● Work instruction:
Each line below either holds the string "address" or doesn't. Count those that do and give only the number.

● Listed records:
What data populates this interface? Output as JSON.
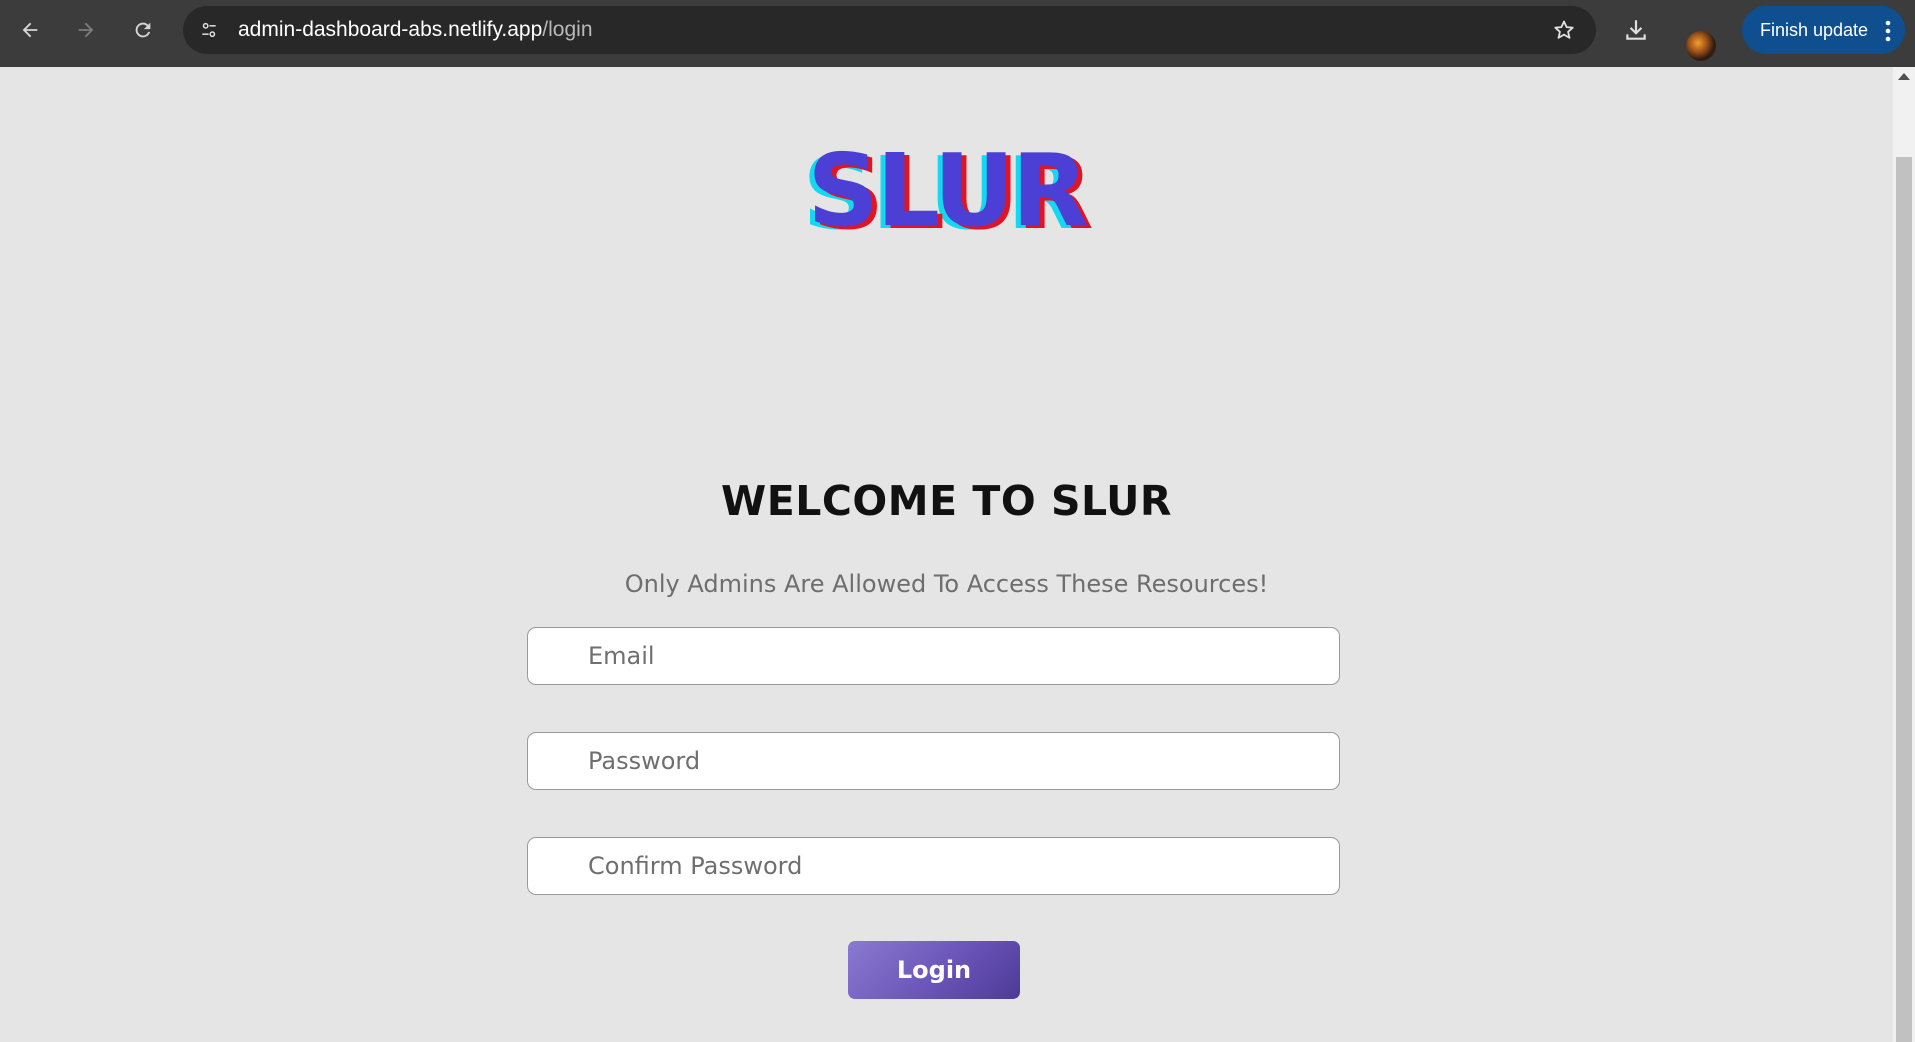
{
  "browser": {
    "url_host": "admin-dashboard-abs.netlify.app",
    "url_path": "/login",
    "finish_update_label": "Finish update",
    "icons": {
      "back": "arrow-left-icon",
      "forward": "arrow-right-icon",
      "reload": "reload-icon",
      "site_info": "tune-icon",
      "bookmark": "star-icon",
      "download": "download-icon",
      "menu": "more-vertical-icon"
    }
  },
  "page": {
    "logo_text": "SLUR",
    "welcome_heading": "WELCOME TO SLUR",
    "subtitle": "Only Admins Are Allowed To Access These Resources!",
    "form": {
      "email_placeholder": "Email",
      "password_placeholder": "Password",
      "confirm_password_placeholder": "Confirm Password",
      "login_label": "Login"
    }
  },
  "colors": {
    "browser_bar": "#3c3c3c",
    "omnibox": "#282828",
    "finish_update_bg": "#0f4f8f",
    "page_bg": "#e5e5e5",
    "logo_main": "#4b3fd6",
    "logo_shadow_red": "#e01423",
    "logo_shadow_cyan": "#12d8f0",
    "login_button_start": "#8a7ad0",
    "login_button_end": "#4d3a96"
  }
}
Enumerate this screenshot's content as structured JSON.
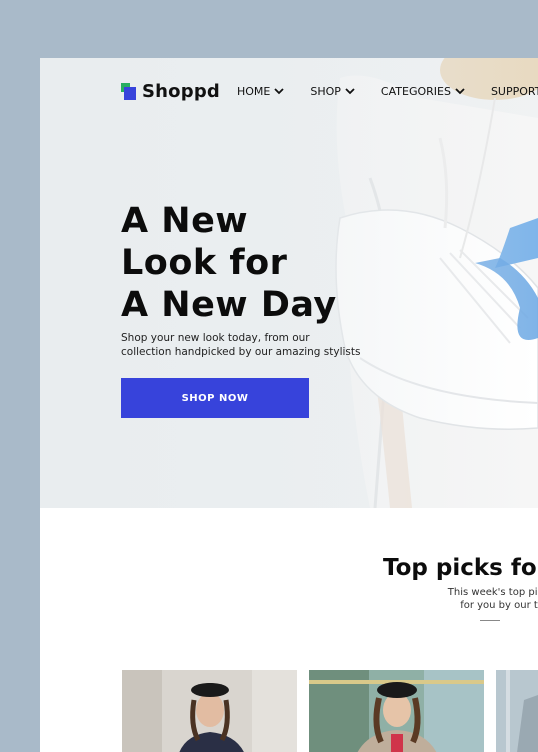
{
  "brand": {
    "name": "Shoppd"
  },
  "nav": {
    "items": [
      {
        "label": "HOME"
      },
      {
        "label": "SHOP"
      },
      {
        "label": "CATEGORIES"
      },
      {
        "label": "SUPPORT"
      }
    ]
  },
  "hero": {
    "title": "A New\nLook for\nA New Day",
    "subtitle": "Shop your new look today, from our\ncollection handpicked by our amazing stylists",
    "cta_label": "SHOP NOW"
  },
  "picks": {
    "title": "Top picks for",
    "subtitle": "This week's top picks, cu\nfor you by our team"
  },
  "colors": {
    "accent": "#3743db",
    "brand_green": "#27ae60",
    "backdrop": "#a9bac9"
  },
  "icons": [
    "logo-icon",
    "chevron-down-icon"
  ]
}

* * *

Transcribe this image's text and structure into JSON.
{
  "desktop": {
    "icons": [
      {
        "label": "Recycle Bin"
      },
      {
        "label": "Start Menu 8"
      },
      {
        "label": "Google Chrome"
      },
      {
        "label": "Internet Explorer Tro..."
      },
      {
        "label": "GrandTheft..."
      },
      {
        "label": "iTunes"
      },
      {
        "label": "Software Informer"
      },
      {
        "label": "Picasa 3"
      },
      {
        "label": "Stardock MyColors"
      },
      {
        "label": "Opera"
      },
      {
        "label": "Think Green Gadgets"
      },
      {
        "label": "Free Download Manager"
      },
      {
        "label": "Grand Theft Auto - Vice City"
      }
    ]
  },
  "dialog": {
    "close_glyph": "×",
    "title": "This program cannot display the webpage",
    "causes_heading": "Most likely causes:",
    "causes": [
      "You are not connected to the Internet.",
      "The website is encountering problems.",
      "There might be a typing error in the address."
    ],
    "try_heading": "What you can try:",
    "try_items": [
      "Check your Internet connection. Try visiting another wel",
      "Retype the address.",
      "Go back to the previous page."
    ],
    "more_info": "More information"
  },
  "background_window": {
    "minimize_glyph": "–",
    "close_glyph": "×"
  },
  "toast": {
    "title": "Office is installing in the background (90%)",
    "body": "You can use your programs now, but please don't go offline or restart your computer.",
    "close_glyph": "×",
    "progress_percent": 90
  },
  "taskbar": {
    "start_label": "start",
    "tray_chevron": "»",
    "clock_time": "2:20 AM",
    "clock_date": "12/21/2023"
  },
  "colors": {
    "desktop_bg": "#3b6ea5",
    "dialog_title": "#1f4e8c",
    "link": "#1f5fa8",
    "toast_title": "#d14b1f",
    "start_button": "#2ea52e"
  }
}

● Answer below:
2